Scan the material for the string "Videos" and copy out every line in which it occurs.

▶ _Data listing_:
--------------------------------

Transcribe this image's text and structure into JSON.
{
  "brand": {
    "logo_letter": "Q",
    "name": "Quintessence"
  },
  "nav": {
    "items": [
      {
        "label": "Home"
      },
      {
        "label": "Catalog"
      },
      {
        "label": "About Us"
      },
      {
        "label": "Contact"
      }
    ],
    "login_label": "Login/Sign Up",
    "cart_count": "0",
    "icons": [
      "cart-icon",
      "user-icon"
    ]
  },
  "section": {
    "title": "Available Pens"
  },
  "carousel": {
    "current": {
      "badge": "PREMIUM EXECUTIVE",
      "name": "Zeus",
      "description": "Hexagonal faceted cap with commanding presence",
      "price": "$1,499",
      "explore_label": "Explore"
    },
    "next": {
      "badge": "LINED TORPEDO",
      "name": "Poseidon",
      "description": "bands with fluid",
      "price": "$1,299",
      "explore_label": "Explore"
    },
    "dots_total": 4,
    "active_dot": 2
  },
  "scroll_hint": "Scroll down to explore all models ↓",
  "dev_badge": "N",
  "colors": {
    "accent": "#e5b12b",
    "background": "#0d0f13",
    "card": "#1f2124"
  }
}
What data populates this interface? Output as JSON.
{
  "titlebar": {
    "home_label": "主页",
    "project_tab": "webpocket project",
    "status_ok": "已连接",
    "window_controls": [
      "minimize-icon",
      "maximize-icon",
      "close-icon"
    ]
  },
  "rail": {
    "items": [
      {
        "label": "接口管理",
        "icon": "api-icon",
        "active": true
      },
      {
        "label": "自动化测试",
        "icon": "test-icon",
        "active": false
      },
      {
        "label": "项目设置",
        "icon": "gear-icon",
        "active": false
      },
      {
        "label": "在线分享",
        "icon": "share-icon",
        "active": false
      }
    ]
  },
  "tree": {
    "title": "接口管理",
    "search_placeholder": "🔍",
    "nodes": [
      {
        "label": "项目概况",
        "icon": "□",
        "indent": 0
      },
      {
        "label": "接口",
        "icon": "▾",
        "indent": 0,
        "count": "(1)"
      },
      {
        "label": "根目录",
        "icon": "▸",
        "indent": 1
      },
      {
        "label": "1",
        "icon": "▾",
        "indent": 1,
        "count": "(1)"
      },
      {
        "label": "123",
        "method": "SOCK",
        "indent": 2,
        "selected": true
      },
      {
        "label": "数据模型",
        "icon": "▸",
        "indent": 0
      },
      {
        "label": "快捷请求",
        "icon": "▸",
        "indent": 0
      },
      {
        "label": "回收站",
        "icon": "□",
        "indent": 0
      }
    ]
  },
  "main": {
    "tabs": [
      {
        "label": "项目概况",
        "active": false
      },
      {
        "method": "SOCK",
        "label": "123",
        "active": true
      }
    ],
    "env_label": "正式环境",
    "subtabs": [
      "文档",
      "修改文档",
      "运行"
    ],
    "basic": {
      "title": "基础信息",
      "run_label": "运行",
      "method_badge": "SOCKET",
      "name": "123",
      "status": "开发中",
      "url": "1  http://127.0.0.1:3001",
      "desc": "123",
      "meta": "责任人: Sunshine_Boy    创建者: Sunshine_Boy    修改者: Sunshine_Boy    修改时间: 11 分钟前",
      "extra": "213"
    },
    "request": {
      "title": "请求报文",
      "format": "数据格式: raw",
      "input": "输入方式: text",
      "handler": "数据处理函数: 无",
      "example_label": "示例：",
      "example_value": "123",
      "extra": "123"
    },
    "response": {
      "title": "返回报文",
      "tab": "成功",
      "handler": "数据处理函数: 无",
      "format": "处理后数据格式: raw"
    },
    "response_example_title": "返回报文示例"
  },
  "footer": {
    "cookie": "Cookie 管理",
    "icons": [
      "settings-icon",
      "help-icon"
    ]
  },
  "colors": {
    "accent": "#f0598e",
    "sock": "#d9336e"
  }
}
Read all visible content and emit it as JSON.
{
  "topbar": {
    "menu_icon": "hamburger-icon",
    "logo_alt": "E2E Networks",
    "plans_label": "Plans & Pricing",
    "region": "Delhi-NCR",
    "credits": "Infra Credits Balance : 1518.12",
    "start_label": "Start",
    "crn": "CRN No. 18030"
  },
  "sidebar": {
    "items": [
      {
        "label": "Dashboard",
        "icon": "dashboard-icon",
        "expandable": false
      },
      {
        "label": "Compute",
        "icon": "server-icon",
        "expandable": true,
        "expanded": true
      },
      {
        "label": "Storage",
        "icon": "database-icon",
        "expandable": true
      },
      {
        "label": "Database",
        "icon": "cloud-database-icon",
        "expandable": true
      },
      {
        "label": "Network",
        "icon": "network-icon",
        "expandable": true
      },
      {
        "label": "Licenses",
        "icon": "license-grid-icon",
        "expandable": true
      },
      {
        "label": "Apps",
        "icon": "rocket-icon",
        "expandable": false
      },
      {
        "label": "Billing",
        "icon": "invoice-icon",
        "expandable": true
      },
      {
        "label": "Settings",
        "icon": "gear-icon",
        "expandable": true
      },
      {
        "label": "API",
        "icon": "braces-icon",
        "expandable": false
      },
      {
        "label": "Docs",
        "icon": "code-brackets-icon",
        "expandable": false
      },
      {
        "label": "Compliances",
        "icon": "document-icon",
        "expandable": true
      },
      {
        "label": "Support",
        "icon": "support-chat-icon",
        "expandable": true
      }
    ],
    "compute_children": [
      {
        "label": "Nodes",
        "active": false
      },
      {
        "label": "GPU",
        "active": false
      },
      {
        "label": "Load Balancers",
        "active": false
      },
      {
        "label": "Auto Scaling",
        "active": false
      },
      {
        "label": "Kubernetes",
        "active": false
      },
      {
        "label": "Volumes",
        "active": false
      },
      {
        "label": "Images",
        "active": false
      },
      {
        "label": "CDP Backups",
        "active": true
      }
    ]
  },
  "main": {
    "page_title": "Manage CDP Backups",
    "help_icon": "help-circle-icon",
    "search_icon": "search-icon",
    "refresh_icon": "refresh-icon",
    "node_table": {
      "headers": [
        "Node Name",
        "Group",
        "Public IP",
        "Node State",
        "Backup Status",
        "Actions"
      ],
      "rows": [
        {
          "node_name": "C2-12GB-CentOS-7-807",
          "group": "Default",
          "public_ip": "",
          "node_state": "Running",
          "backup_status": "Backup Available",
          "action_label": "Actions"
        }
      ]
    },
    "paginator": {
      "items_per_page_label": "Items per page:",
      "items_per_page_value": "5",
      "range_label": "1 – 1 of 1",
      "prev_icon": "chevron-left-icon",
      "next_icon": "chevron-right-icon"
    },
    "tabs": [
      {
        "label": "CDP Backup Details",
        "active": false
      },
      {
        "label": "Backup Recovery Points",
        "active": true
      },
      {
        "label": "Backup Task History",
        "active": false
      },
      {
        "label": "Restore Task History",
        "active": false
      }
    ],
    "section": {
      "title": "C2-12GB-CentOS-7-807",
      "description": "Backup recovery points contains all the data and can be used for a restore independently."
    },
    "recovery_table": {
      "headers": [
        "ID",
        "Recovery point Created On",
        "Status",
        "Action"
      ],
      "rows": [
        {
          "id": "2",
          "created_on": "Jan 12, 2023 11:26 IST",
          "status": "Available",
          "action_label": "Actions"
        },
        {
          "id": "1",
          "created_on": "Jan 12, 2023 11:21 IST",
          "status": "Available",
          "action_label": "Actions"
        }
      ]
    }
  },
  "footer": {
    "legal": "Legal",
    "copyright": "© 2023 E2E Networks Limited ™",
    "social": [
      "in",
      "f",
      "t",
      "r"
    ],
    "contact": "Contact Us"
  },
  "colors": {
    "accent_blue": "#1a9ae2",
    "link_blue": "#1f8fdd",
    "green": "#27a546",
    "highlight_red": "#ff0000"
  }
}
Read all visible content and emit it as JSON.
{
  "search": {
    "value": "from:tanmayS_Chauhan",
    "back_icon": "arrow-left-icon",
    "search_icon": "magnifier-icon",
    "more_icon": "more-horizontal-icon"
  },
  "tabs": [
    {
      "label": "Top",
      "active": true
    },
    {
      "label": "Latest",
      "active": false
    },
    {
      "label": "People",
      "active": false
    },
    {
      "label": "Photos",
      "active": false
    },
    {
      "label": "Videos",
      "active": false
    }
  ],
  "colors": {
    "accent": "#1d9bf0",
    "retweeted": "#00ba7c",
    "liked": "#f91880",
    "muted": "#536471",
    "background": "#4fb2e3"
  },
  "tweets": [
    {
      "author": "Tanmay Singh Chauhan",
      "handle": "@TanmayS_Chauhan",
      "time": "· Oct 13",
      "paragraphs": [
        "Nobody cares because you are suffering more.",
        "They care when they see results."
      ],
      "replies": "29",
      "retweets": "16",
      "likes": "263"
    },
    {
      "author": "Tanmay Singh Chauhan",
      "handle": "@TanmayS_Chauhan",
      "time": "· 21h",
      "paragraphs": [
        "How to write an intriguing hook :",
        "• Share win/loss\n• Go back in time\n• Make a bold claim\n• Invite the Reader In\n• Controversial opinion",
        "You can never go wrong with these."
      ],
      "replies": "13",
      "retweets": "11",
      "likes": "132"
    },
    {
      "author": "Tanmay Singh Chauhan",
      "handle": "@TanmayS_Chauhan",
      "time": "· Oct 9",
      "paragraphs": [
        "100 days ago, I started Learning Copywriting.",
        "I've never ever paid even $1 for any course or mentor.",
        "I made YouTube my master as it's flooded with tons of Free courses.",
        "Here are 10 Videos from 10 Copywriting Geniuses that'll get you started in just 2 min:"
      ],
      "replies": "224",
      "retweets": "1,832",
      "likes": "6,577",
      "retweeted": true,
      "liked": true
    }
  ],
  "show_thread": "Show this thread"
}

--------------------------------

▶ _Exercise output_:
      "label": "Videos",
        "Here are 10 Videos from 10 Copywriting Geniuses that'll get you started in just 2 min:"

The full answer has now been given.